## PROVIDED INFORMATION:

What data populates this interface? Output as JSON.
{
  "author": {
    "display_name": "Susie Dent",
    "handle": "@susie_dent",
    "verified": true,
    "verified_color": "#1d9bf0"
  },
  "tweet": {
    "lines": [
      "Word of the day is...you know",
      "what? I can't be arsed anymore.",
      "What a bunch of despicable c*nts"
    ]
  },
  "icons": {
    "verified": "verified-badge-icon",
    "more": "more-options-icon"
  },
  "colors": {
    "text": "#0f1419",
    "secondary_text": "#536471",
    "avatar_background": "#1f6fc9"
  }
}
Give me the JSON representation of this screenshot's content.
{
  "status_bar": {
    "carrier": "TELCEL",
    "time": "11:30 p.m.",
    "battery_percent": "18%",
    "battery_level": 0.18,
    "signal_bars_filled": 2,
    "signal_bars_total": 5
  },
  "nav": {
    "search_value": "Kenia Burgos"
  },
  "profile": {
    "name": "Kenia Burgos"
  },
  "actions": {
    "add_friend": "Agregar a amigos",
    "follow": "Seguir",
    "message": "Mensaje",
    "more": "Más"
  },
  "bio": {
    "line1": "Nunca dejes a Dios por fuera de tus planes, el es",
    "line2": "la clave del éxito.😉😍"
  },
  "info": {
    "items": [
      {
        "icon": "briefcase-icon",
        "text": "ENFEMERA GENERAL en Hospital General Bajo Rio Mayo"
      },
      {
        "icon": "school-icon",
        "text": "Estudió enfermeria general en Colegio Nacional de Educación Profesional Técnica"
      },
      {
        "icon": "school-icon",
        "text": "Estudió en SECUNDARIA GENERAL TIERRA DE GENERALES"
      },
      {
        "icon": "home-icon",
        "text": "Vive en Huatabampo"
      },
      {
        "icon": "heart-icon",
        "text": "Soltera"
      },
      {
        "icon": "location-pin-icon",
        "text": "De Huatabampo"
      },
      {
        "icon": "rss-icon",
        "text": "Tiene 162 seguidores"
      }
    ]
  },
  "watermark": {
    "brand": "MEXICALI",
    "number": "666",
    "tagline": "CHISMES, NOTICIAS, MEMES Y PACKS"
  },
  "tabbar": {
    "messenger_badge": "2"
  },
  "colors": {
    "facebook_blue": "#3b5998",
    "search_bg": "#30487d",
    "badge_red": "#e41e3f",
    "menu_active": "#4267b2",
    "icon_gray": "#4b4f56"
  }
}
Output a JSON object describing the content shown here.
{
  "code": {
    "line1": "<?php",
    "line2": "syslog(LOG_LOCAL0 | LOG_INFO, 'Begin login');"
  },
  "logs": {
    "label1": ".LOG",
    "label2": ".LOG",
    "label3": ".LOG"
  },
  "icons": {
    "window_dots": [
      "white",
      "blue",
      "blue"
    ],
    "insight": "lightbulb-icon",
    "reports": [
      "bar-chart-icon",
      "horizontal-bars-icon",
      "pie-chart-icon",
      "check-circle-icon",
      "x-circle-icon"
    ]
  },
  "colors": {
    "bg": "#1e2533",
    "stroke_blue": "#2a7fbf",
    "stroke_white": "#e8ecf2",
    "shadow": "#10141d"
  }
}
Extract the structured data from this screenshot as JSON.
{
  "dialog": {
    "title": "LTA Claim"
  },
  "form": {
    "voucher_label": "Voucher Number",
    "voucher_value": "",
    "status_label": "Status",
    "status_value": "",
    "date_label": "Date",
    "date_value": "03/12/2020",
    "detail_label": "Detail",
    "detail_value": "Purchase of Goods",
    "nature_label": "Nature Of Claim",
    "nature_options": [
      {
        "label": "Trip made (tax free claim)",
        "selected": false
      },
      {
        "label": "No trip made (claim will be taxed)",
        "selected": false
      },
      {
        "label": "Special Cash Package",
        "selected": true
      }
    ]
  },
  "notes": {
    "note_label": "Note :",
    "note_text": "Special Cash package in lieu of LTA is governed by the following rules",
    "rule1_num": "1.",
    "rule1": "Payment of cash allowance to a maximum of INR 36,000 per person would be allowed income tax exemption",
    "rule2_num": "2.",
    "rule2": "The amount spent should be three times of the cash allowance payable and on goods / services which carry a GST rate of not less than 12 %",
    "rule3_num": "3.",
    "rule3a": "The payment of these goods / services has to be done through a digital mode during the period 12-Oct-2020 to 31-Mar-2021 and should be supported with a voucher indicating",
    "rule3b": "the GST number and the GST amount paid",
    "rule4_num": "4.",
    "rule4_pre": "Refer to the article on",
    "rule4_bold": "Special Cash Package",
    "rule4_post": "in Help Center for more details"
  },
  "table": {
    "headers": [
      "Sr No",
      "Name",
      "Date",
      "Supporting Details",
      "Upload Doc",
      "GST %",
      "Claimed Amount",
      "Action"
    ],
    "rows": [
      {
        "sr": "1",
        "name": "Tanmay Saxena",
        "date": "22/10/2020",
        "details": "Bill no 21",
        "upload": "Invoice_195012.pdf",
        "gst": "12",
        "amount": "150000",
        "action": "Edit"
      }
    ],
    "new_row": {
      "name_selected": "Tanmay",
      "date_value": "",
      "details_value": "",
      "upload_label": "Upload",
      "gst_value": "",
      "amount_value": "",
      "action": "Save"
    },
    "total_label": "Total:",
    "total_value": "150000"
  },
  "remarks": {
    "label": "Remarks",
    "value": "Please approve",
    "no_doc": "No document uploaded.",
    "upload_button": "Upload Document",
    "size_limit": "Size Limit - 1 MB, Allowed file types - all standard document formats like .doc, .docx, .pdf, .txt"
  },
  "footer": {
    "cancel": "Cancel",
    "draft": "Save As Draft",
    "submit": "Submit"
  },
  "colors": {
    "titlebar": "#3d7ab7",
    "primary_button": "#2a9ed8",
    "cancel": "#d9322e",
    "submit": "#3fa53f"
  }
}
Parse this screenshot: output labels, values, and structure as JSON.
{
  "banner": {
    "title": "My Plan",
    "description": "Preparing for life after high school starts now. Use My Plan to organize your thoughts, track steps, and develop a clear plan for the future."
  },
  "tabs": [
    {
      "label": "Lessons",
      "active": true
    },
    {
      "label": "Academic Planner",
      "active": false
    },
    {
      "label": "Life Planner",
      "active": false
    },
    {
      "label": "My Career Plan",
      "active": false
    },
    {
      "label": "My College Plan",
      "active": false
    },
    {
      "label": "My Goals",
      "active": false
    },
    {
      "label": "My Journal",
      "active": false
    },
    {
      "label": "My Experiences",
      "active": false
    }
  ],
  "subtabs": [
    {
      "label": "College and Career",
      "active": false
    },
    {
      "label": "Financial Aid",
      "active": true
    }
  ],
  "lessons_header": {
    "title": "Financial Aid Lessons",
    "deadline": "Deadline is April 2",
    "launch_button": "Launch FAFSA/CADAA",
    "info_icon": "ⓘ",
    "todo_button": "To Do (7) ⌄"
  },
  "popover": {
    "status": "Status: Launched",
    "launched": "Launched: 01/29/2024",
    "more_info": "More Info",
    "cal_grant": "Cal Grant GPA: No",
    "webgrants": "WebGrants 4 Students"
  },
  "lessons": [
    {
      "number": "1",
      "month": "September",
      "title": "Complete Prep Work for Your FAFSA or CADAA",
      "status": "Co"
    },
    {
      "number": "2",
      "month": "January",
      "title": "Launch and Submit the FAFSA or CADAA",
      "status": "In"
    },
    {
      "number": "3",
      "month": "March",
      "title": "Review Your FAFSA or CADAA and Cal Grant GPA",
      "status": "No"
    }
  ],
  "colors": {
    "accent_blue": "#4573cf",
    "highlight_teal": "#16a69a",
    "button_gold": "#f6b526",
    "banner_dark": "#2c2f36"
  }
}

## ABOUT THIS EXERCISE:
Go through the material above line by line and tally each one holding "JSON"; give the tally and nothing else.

## THE ANSWER:
5